Building for the climate of the future
In Norway today, it already rains 20 percent more than it did 100 years ago. Scenarios for climate change indicate that rainfall will continue to increase and that there will be more extreme weather such as storms and heavy rainfall. While 600,000 buildings are currently located in areas where there is a high risk of rot decay, this number will increase to 2.4 million between 2070 and 2100. Moisture is the cause of about 75 percent of damage to buildings.
There is no set definition of a climate-adapted building. In 2016, Klima 2050 partners began the process of specifying the meaning of the concept with the aim of agreeing on a definition.
Lack of definition
There is a lot of talk about climate-adapted buildings, but it’s not specific enough. And it’s not easy to agree on a definition of what a climate adapted building is. One reason for this is that weather and climate vary considerably in Norway, so what’s a good measure of climate adaption for Western Norway may not be good for Northern Norway, says Tore Kvande, Professor of building materials at NTNU and principal investigator in SFI Klima 2050. Kvande finds it interesting that while traditional Norwegian building culture was adapted to the local climate, nowadays we build more or less the same regardless of where we live. Regulations do not take into account differences between the climate in Oslo and Bergen.
Adapting houses to different climates
Elisabeth Bjaanes, Chief technology officer at Mesterhus, agrees with Kvande that “one size fits all” is not a good long term solution. – Our goal is to be able to offer climate adapted homes at competitive prices,’ says Bjaanes. The 150 members of the Mesterhus chain, she says, are very interested in being able to build safe and climate adapted buildings. Mesterhus has now begun the process of developing a model of a standard house which can be adapted locally to different climatic conditions in Norway.
Currently, knowledge within the construction industry about the topic is limited, but Bjaanes maintains that Klima 2050 can change this. – The attempt to define a climate adapted building is a good starting point.

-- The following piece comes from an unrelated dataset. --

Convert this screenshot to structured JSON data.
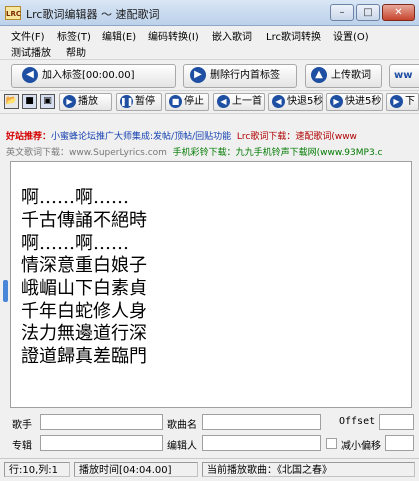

It entails looking at and discussing many issues, but it is difficult to agree on a final definition. For us, while taking into account climate change adaptation and protecting against moisture, it is important to retain good living qualities, such as daylight and attractive design.
Models from Unikus
Towards the end of 2016, Unikus, which is part of Mestergruppen with architects and engineers, developed models of a possible climate adapted building. – To make things as easy as possible, we started with a model of a detached house, but much of what we learned can apply to other types of home, such as tower blocks. It is much easier to come up with specific content for ‘climate adapted’ when you work with a specific building, says Kvande. Now several other Klima 2050 partners are in the process of developing prototypes for climate adapted buildings.
Stamp of quality
When standards for a climate adapted building are set, these will also make it be easier for firms to gain a competitive edge. In her Master thesis on climate adaptation of buildings, Torun Krangsås Vikan found that economy was often an obstacle, that climate adaptation was considered to be expensive. This negative impression can be countered by demonstrating clearly for contractors, builders and advisors what adaptation has to offer and what the long term benefits are. Climate adaptation must be promoted as a market advantage. The thesis concludes that adaptation must be user-friendly and that it may arouse more positive attention from the building industry by being identified as a stamp of quality.
Need for regulations
Bjaanes believes that it will be an advantage if demands for climate adaptation are regulated. – If more specific requirements for adaptation become part of the technical regulations, that will be a step in the right direction. Perhaps some Klima 2050 results can provide a driving force for new regulatory requirements, says Bjaanes. – And perhaps the ones that have a good climate adapted house can be rewarded with a lower insurance premium. Then it’s crucial that we have clear criteria for what a good climate adapted building is, continues Bjaanes.
According to Kvande, it is only a matter of time before climate adapted housing becomes a well-known concept and being able to supply such houses constitutes a market advantage. – In the beginning, no one knew what a Passive House was, so we advertised it as ‘a house with extra insulation’. Today many label a climate adapted building as ‘moisture robust’, but in the future there may be a market advantage in calling it climate adapted. Should it take a long time to develop a definition, Kvande does not see that as a problem. – ZEB, the research centre for zero emission buildings, worked for eight years on its definition. Similarly, work with our definition of climate adapted buildings can provide an impetus for constantly gaining knowledge and insight in the research and innovation.